Your objective – Answer with a bare number: the count of lines in the records below that have the word "this".

Entries supplied –
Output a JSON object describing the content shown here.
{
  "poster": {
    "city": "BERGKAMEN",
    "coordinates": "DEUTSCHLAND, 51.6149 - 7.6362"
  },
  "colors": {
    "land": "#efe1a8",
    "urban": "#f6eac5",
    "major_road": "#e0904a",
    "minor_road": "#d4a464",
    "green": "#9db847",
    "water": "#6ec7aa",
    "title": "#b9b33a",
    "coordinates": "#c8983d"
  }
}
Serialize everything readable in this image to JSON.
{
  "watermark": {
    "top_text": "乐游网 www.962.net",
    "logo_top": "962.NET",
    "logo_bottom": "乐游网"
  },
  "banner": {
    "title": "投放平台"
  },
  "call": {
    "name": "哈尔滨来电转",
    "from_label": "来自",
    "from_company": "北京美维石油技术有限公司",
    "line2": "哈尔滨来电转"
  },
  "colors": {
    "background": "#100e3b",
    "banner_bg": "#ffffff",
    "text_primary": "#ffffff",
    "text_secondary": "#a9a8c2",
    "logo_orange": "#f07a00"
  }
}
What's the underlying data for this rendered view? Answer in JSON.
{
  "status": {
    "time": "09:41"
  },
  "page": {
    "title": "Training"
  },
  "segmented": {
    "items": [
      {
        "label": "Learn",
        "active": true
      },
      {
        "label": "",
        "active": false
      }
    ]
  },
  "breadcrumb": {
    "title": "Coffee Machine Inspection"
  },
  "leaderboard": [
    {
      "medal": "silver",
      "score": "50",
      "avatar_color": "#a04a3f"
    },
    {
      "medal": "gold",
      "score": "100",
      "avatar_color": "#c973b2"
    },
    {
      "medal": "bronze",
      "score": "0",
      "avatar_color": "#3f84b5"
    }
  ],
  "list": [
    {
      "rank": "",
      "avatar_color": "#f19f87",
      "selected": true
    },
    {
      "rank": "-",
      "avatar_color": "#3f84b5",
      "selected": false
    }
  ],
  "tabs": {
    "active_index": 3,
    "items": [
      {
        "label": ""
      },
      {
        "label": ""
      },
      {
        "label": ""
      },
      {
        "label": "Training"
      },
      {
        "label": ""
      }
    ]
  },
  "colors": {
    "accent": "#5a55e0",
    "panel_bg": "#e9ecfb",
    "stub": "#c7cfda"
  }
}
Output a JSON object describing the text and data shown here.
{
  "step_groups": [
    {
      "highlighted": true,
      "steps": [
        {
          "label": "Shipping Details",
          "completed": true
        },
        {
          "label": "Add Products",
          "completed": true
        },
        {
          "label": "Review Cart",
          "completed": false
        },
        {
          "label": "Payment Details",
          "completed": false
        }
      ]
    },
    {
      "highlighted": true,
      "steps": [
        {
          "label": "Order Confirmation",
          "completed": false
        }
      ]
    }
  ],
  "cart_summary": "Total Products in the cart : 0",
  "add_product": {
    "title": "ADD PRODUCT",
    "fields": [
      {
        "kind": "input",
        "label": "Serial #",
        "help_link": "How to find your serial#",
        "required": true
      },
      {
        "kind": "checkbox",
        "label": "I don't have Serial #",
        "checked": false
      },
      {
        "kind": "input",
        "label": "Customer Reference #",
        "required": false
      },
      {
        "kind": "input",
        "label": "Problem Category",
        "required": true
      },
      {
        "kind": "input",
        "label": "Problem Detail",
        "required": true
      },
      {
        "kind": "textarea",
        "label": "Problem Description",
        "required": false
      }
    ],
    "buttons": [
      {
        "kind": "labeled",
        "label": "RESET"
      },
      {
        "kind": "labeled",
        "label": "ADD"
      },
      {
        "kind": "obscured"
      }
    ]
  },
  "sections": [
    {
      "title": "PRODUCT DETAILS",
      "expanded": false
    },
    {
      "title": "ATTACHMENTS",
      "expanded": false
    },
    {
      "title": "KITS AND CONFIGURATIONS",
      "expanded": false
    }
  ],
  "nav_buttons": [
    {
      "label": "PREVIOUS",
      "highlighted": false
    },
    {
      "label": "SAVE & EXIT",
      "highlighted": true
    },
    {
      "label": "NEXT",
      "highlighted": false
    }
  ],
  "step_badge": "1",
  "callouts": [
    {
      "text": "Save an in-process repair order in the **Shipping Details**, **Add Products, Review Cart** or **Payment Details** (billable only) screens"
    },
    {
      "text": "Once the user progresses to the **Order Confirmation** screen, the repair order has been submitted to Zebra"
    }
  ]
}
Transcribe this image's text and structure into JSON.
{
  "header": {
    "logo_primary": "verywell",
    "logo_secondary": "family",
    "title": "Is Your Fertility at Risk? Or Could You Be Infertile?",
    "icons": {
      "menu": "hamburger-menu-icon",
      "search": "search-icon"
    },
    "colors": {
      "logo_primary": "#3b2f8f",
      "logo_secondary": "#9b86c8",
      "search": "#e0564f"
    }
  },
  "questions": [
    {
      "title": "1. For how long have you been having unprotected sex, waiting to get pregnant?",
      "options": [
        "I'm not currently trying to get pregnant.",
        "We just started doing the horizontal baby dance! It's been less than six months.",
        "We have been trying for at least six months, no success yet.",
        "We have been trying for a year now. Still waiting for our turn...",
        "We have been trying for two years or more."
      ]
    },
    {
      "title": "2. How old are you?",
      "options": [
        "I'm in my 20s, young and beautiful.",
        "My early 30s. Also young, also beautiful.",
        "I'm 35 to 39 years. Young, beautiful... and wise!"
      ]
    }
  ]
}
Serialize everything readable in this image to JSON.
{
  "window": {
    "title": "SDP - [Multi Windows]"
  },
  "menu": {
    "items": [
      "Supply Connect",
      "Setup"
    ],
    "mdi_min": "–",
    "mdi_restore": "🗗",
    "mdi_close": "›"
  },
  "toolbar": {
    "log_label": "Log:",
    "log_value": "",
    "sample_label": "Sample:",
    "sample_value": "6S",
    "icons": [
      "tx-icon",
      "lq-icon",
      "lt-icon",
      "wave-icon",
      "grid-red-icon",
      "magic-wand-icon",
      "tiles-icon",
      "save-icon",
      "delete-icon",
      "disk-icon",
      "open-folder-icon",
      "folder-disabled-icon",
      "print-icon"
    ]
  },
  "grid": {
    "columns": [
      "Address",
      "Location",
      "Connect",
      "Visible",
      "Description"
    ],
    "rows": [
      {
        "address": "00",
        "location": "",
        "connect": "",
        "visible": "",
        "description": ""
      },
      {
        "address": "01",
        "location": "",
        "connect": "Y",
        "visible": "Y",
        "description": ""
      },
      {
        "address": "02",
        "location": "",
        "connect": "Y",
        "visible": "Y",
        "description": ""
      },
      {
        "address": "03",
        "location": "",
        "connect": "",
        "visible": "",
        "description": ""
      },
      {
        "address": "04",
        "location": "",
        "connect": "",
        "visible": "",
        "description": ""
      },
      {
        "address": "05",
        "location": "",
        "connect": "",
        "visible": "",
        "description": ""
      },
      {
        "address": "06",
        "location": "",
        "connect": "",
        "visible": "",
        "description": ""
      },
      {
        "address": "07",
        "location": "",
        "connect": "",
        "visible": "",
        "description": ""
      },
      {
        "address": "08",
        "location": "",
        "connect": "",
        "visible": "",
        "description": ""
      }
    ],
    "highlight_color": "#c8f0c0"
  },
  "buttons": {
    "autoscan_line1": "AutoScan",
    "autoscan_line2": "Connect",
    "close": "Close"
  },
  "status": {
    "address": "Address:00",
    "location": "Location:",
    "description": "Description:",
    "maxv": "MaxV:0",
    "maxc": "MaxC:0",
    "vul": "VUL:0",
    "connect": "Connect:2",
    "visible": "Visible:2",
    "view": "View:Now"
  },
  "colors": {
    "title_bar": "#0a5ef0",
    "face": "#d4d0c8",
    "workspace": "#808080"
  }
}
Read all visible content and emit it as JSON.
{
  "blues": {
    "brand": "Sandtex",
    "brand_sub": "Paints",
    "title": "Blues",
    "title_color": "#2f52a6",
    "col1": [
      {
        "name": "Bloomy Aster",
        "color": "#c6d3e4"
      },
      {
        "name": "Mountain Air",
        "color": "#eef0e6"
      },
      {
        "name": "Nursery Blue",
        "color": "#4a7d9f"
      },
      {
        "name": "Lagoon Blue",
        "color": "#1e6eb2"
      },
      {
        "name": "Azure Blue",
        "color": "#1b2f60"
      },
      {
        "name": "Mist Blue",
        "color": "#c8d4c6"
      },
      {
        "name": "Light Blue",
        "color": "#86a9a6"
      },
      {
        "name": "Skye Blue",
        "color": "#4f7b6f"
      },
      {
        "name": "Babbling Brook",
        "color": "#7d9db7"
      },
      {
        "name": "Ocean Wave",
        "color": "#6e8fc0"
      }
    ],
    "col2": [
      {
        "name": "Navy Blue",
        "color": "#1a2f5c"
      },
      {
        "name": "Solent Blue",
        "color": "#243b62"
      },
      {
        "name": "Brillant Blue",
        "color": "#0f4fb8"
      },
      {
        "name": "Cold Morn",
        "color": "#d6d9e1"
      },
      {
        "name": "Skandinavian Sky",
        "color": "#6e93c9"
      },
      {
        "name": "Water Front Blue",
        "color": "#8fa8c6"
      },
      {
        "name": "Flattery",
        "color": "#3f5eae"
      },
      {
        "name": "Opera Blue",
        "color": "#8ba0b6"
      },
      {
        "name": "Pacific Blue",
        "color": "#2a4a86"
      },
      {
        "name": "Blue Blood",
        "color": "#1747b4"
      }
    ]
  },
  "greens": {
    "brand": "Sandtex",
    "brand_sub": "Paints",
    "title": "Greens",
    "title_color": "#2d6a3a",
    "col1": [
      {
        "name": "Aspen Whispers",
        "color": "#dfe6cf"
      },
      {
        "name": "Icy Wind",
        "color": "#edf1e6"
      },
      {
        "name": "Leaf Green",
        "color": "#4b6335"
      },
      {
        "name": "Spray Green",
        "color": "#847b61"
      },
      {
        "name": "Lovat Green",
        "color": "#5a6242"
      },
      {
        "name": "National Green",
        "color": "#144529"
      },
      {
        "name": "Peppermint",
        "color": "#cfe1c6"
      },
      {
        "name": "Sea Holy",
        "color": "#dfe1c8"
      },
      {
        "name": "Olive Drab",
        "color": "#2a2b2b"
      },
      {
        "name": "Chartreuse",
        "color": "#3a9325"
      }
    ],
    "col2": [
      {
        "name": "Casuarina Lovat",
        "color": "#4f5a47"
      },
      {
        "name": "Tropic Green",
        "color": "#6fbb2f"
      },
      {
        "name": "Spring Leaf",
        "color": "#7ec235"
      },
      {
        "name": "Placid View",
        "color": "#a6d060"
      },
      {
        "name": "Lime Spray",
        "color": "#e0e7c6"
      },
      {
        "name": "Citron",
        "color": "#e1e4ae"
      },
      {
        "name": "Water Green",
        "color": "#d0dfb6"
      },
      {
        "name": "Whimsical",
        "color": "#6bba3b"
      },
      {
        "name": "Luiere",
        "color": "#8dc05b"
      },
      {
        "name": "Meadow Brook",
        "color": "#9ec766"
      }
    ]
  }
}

Response – 4